The U.S. Air Force cyber community is failing for a single fundamental reason: the community does not exist. In 2010, the communications community began to be identified as the cyber community. An operational cyberspace badge was created, and those who previously had been communications professionals now were seen as cyberwarriors. This change did not effectively take into account that cyber and communications are two distinct fields and should be entirely separate communities.
When attempting to identify cyber operators, it is impossible to look at the cyber Air Force specialty codes (AFSCs) as an indicator. In the officer ranks, only a small fraction ever takes part in on-keyboard or operational missions where the effects of cyber are leveraged for exploitation, attack or defense. Yet, all of the personnel wear the badge and identify themselves, some cynically so, as part of the cybercommunity.

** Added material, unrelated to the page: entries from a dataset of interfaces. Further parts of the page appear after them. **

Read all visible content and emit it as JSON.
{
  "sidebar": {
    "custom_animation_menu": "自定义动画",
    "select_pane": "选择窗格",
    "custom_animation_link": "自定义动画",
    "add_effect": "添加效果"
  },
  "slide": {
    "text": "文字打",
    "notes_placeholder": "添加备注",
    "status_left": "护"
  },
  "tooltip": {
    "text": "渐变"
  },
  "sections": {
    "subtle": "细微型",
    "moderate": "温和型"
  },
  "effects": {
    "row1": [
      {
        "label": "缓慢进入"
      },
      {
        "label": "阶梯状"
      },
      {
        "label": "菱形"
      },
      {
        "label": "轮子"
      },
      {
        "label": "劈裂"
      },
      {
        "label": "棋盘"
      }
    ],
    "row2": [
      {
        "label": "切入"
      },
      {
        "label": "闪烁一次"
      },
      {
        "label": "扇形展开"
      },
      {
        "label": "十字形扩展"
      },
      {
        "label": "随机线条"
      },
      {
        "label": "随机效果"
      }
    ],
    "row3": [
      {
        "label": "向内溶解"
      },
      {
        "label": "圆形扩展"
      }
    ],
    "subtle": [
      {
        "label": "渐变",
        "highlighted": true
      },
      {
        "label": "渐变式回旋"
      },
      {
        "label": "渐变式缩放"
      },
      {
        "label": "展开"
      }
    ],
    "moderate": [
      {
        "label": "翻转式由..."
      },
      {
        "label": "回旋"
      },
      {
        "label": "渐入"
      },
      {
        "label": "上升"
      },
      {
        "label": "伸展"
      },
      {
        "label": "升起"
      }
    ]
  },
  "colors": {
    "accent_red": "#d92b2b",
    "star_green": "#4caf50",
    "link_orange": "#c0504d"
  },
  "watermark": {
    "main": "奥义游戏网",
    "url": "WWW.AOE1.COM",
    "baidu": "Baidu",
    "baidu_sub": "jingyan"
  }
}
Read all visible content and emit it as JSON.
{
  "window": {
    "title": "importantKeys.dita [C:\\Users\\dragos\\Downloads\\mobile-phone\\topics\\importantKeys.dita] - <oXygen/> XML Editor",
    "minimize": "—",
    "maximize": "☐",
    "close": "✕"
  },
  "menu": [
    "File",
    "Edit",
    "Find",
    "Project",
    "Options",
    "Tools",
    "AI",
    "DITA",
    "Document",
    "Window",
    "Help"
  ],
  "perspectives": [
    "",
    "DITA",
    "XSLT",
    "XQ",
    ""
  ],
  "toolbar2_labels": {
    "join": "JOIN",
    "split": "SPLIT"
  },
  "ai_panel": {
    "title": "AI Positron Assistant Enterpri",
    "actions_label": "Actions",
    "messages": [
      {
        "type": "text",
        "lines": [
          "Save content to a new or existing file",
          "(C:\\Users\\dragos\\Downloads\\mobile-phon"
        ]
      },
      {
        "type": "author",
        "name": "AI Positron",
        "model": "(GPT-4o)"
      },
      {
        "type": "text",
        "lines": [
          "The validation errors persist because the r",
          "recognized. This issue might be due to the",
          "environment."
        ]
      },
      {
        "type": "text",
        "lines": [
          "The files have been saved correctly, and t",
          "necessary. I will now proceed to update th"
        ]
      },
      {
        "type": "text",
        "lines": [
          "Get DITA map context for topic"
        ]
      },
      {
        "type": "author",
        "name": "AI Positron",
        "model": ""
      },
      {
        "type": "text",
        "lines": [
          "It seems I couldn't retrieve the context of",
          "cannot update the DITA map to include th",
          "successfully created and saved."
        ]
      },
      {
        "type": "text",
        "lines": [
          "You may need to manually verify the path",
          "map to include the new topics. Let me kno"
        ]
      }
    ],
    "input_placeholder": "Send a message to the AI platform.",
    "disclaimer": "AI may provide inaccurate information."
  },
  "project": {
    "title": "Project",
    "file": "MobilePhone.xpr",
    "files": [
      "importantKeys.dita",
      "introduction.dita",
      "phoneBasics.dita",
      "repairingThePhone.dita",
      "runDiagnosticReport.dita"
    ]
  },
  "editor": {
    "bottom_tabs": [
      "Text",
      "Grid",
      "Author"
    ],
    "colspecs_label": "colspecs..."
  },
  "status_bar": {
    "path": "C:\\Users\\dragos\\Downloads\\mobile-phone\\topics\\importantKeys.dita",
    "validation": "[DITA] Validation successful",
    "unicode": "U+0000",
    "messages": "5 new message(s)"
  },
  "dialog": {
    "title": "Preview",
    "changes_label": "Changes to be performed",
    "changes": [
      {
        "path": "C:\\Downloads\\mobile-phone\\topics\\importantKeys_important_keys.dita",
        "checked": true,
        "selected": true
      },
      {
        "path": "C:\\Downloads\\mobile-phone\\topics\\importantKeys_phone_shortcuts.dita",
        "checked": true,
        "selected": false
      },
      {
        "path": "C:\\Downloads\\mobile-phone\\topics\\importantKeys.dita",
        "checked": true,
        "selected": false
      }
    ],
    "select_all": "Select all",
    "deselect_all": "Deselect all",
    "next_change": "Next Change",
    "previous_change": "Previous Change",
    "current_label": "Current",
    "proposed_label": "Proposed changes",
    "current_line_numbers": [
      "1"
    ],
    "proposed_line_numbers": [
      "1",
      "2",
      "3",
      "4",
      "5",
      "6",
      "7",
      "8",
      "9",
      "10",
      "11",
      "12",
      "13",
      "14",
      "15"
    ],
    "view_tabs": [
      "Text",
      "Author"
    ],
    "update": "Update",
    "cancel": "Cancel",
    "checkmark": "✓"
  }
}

This faux community creates problems when trying to identify the personnel needed for a mission. It is a distinct way of thinking and set of skills that enables an operator to target adversary networks or take an active role in defense. As an example, many people consider themselves computer network defense operators and are consulted as such. Yet, often they participate in more of a communications or maintenance role. They establish, maintain and oversee networks. This is a very important role—maybe even more important than a defense operator’s role when done correctly—but it is different. Applying vendor-issued software patches is not defense; it is maintenance.